When the San Francisco Giants won two games in a row last week against the struggling San Diego Padres, a glimmer of hope seemed to appear amid the nightmare of the 2013 season.
Then San Francisco Giants starter Tim Lincecum threw the 15th no hitter in Giants' franchise history Saturday against the Padres and fans flooded the local sports talk radio airwaves with the news that the team's troubles were over.
The next day San Diego not only scored 10 runs to win the last game before the All Star Break, they held San Francisco to a single run.
As so often happens excited fans resisted letting actual statistical data get in the way of their firmly held belief that the San Francisco Giants have indeed turned their year around.
And the pesky reality check?
In the thirteen July games played by Giants leading up to the All Star Game, the team went 4-9, scoring 46 runs-- 3.53 runs per game. Opposing teams scored 61 runs-- 4.69 per game. And, amazingly, that counts Lincecum's no-hitter and two games in which the Giants scored 10 and 9 runs consecutively!

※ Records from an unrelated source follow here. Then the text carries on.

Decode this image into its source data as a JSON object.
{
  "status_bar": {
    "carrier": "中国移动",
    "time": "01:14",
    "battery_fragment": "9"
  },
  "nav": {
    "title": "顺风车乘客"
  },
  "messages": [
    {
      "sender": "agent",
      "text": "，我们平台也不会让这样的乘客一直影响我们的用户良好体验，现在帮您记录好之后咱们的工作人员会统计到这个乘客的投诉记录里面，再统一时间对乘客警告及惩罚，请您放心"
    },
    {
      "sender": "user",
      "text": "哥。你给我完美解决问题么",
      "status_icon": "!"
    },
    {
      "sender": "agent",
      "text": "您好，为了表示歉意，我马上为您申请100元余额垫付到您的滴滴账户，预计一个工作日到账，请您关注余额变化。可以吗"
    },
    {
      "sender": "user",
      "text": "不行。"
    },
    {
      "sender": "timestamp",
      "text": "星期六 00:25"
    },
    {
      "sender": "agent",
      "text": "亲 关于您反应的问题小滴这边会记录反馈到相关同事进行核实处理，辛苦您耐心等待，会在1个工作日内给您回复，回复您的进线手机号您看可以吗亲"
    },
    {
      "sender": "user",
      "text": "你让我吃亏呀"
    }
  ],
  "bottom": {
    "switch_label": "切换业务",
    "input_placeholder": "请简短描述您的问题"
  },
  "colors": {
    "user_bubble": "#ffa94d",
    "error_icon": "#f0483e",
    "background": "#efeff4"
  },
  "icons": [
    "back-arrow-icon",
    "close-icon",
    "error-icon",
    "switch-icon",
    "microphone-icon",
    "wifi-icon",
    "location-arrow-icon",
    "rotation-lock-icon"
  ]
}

This team isn't going magically start scoring a lot of runs. The bullpen remains unsettled, and the return of Ryan Vogelsong (2-4, 1.727 WHIP, 7.19 ERA) doesn't quite have the feel of something to get overly excited about. (Other than we wish him a speedy recovery and good health.)

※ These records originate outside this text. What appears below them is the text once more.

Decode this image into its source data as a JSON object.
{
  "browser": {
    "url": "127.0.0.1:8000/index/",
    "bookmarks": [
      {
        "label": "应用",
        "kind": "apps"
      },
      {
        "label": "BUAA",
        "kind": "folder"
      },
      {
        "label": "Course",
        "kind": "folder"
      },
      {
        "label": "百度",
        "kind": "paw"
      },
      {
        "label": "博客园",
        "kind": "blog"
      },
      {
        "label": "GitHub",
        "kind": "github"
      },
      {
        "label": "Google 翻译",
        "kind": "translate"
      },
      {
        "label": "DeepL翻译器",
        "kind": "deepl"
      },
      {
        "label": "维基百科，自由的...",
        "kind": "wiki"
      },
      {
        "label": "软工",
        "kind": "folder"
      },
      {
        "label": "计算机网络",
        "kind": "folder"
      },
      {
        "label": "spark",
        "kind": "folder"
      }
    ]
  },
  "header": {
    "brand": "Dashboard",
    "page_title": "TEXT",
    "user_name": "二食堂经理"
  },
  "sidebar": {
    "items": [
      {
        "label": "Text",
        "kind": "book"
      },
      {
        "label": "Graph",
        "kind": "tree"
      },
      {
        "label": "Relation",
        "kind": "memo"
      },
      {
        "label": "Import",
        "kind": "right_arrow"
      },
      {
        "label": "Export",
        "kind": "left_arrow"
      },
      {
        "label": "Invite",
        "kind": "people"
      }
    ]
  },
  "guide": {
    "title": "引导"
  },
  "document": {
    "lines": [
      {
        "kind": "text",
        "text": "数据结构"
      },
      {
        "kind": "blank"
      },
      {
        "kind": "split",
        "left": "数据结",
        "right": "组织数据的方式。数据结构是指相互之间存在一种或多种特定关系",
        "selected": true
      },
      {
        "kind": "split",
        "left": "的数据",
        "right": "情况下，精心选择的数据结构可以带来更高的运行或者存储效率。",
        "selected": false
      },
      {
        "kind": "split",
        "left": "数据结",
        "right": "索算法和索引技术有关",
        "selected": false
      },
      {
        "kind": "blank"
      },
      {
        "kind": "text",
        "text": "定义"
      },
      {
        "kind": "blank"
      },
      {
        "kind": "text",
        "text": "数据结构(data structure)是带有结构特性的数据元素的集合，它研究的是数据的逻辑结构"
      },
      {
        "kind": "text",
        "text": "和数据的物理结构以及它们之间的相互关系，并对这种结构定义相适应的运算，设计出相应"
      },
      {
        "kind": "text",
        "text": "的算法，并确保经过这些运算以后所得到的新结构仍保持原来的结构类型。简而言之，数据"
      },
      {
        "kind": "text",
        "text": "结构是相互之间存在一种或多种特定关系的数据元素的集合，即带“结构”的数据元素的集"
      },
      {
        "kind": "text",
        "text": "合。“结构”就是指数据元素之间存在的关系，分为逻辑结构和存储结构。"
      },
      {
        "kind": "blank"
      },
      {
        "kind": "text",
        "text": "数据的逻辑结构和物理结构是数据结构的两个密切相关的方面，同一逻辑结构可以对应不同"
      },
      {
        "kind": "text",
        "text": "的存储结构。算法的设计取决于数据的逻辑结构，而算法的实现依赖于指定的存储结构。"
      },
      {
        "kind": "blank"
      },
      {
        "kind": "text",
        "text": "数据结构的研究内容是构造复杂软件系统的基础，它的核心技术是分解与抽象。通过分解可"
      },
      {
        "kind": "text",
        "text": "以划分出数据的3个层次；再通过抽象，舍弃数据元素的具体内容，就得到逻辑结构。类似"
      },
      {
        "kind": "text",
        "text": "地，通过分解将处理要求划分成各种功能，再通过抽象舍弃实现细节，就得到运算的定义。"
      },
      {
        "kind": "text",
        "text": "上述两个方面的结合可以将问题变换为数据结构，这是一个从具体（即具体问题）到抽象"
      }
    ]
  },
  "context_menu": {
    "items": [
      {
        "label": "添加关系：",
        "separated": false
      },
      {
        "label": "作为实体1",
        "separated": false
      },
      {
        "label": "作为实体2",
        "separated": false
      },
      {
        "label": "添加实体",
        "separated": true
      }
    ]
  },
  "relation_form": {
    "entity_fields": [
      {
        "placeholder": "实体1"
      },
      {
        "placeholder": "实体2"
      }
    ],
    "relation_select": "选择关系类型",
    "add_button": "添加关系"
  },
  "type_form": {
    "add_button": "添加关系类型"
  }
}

Which brings up Tim Lincecum's value. It will never be greater than it is at this exact moment. Which provides San Francisco Giants ownership an unexpected opportunity to trade a pitcher who will soon be a free agent, who is still owed around $9 million on his 2013 salary, and who has performed poorly over the past two years.
I understand the no-hitter against the Pads made everyone stop in their tracks-- it was a beautifully crafted gem. Hopefully that historic game suggests Lincecum may have more to contribute to the right team in the right situation. But not to the San Francisco Giants.
Which means San Francisco should make the admittedly bold step of moving Lincecum with a specific goal of getting several actual prospects in return. This is a team that should make a realistic needs assessment and look to the 2014 season and beyond.
The Giants do not need to be in full rebuilding mode-- Buster Posey, Madison Bumgarner, Pablo Sandoval, and Matt Cain already provide a damn good foundation. But there's a hell of a lot of remodeling that needs to get done. And quickly.